[Opening ENTRIES SHOWN section]

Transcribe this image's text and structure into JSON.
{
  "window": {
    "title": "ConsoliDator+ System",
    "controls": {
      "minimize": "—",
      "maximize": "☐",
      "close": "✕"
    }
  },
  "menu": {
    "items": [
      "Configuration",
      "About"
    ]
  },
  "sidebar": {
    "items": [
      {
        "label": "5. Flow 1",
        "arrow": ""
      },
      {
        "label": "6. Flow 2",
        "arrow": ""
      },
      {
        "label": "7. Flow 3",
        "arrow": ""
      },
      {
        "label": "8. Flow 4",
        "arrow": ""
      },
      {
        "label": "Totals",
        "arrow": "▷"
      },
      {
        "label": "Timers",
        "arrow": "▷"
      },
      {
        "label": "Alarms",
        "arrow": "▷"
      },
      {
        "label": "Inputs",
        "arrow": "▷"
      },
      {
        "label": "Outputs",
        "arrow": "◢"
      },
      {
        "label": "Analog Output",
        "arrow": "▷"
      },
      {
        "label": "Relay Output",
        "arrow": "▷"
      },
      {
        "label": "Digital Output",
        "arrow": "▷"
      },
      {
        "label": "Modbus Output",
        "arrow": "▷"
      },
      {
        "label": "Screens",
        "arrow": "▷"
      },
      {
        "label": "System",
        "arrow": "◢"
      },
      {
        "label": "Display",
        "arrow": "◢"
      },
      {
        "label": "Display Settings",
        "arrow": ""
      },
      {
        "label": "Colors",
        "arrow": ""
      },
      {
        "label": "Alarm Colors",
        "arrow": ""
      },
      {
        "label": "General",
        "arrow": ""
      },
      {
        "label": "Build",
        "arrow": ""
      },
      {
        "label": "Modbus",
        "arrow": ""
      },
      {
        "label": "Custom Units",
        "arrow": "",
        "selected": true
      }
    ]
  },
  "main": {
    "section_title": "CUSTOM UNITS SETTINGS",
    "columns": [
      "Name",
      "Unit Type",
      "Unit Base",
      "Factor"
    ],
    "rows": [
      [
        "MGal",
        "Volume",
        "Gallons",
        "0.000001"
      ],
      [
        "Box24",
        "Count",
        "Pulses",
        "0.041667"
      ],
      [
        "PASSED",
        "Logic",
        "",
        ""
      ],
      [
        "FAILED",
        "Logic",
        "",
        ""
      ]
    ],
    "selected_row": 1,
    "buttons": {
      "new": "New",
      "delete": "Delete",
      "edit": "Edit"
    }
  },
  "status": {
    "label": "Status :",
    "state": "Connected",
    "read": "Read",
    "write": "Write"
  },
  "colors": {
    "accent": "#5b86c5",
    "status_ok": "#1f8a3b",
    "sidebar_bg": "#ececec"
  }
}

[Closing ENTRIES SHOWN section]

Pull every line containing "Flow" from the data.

• _RESPONSE TO THIS EXERCISE_
        "label": "5. Flow 1",
        "label": "6. Flow 2",
        "label": "7. Flow 3",
        "label": "8. Flow 4",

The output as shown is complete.